How to Use Contact Management in Data Driven Marketing
You can use contact management in data driven marketing to prevent over-communicating with your customers. For example a couple took a cruise several years ago. When they returned home, they discovered a marketing packet from the cruise line in their mailbox. It was quite an expensive packet as marketing packets go. It included a high-quality color catalog listing some available itineraries.
Nothing really remarkable about that. Except that two days later they received another one, with slightly different itineraries and dates. The next day they received a postcard with a discounted offer. The day after, an offer to join their frequent cruiser program.
The couple had already decided that it was a nice enough cruise, but they weren’t really interested in taking another. But being the curious marketers they are, they wanted to see how long this communication deluge would go on. So they didn’t even attempt to get off of the cruise line’s mailing list.
That was five years ago. Since then, they’ve had four different addresses in three different states. The cruise line keeps finding them, so they’re managing their addresses quite well. But in those five years, they don’t believe they’ve ever gone more than three days without receiving something in the mail from said cruise line. Most of these are glossy, full-color pamphlets or catalogs, and they are sent first class.
The couple is pretty sure that any profit they made from their one cruise has pretty much been spent on marketing by now. From the looks of things, these mail pieces must be costing the cruise line at least a buck apiece for production and postage on average. At two or three per week for five years, that works out to somewhere between $500 and $750.
You can use your promotion history to prevent this type of over-communication with your customers.
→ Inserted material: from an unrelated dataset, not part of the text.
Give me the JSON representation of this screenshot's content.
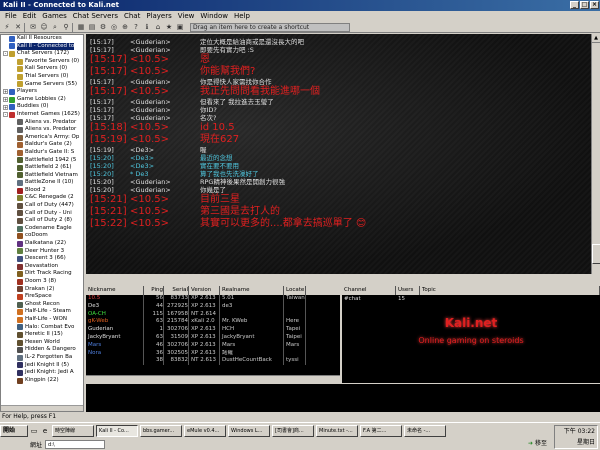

You don’t want to become annoying. How much communication is the right amount? Unfortunately, there are no hard-and-fast rules for deciding that. A lot depends on your business and the types of communications you’re doing. But surely it’s less than twice a week for five years with no positive response from the recipient.
Make it a priority to develop an explicit policy regarding the frequency of your marketing communications. Such a policy, usually called a contact management strategy, should be a core part of your standard operating procedure. You can certainly review and refine your strategy over time. But it starts with actively paying attention to how often you are contacting your customers — and more importantly, whether or not they are responding.
There are no hard-and-fast rules for what constitutes a good contact management strategy. Your strategy is highly dependent on your industry. It also varies by channel. But there are a couple of things to keep in mind.
First, you don’t need a one-size-fits-all policy. Different customer segments will have different levels of tolerance for your marketing communications. For example, you’ll find that you have a segment of high affinity customers. These are customers who are very loyal to your brand. They will tolerate a much higher level of marketing communication than other segments before they tune you out.
Second, your policy can be different for different channels. Direct mail is to some extent self-regulating because of its cost. But it’s very easy to fall into the trap of over communicating via e-mail. E-mails are extremely cheap to send. E-mail campaigns can be developed and executed quickly. E-mails also provide a great deal of hard data on which to base your decisions regarding how frequently you contact your customers.
Good metrics track which e-mails are opened and which customers click the links in the e-mails, among many other things. This information is extremely useful in gauging the interest level of your customers.
Getting agreement on a contact management strategy can sometimes be a challenge. It is particularly challenging for large companies with separate business units that have separate marketing goals and even separate marketing departments. But if everyone is communicating with the same customers, marketing overload will cause those customers to tune everyone out.